Moving Students Forward as Readers Writers and Thinkers

By Sarah Agran

      ‘Tis the season of gifts and thankfulness. This made me reflect on the students who have come to me over the years, already excellent readers and writers. I have tended to view these students as a gift, allowing for more time to be spent on the students who need more support. In interviews and meetings with administrators, I am constantly asked, “What are you doing to move the “Close to Proficient” students to “Proficient.” Nobody ever asks, “What are you doing for that bored kid reading two grade levels ahead?” However, these students are just as deserving of the gift of my time and attention, as their needier peers so how do I help these “gifted” students move forward? Read more

The Core Six

 by Nora Ziegler

            This summer I began to worry about how I needed to change my teaching strategies to help my third grade students meet the challenges of the Common Core, so I did what I always do – I found a book chock full of great ideas I could implement in my classroom.  That book was The Core 6: Essential Strategies for Achieving Excellence with the Common Core by Silver, Dewing, and Perini, published by ASCD in 2012.  What a goldmine!  As Heidi Hayes- Jacobs says in the forward, this book is actually an edu-toolkit with instructional strategies that should be implemented at all grade levels.  Here are briefs on each of the strategies: Read more

A Closer Look at Close Reading: What Really Matters

Falling in Love with Close ReadingBy Lynne R. Dorfman

    Kate Roberts, Maggie B. Roberts, and Chris Lehman engaged a rather large audience in their interactive workshop session about close reading texts and close reading lives at the 103rd Annual NCTE Convention in Boston. They gave us some practical advice and helped us define close reading in terms of what it should not be and what it could be. Read more

NWP & NCTE: Collegial Conferring and Conversation at its Best

By Janice Ewing & Mary Buckelew

        Several of us had the good fortune to attend the National Writing Project and National Council of Teachers of English annual conferences, which were back-to-back in Boston from Nov. 20th to 24th. One of the NWP standout sessions for me was “Narrative Troubles (and that’s a good thing): On Why and How to Find, Shape, and Share Stories of Classroom Life.” I was drawn to this session because I believe that, more than ever, teachers need to support each other and advocate for themselves as a group. I also believe that this can start with sharing our stories. Read more
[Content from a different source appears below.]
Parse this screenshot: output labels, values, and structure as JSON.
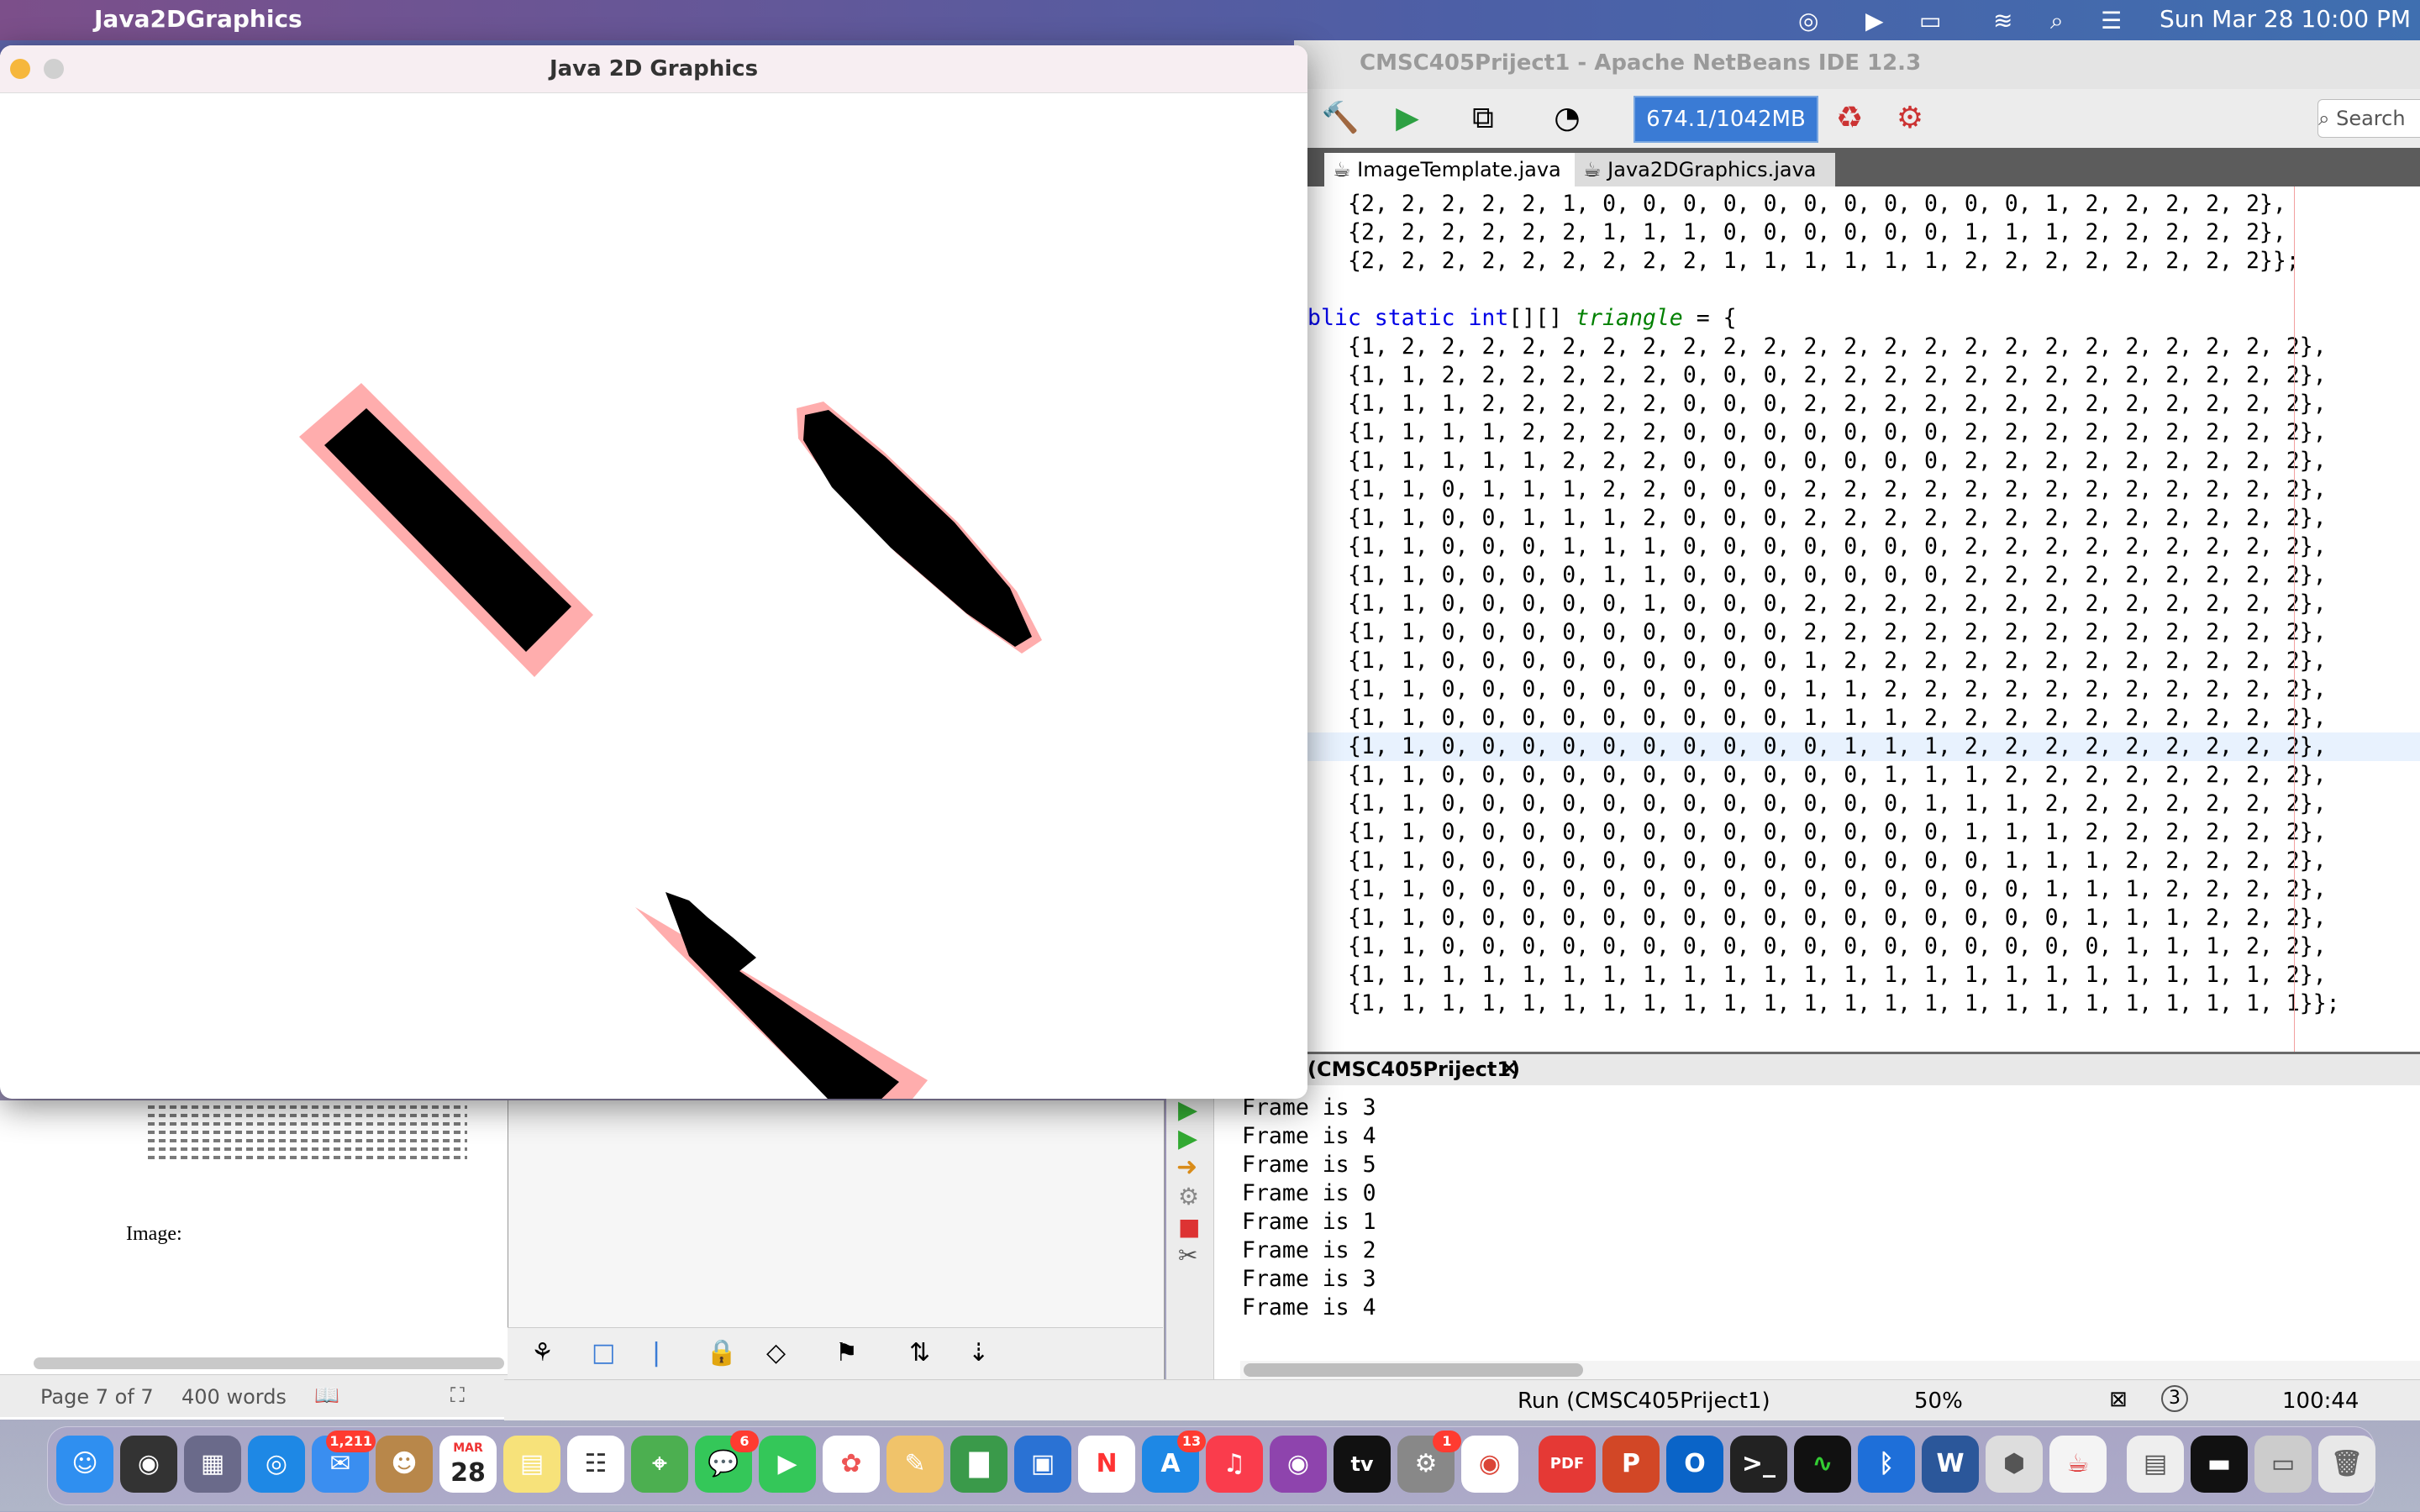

Full Circle

By Jolene Borgese

      I don’t believe in coincidences. I believe people come in and out of our lives for a reason and a few stick around forever. I am most curious about the people who come in and out our lives and then return years later. I haven’t figured out the reason, but I suspect I never will.

      This semester I have been teaching graduate school and presenting professional development (for the Pennsylvania Writing and Literature Project) at two very different schools. There seems to be an invisible thread running through all these very different teachers I’ve met.  They are young, old, privileged, struggling, working at stellar schools, and schools that lack sufficient books. All of these teachers have a common need that I had first addressed 30 some years ago – writing instruction strategies, specifically revision strategies. Read more

Magic Cupcake

by Rita Kenefic

As a child, I relished a visit to Gruber’s Bakery for a “magic cupcake”.  What was so special about this chocolate treat?  The dab of whipped cream in the center made an already delectable cake something special.  These weren’t just ordinary cupcakes.  They contained an element of surprise and magic that kept you coming back for more. Read more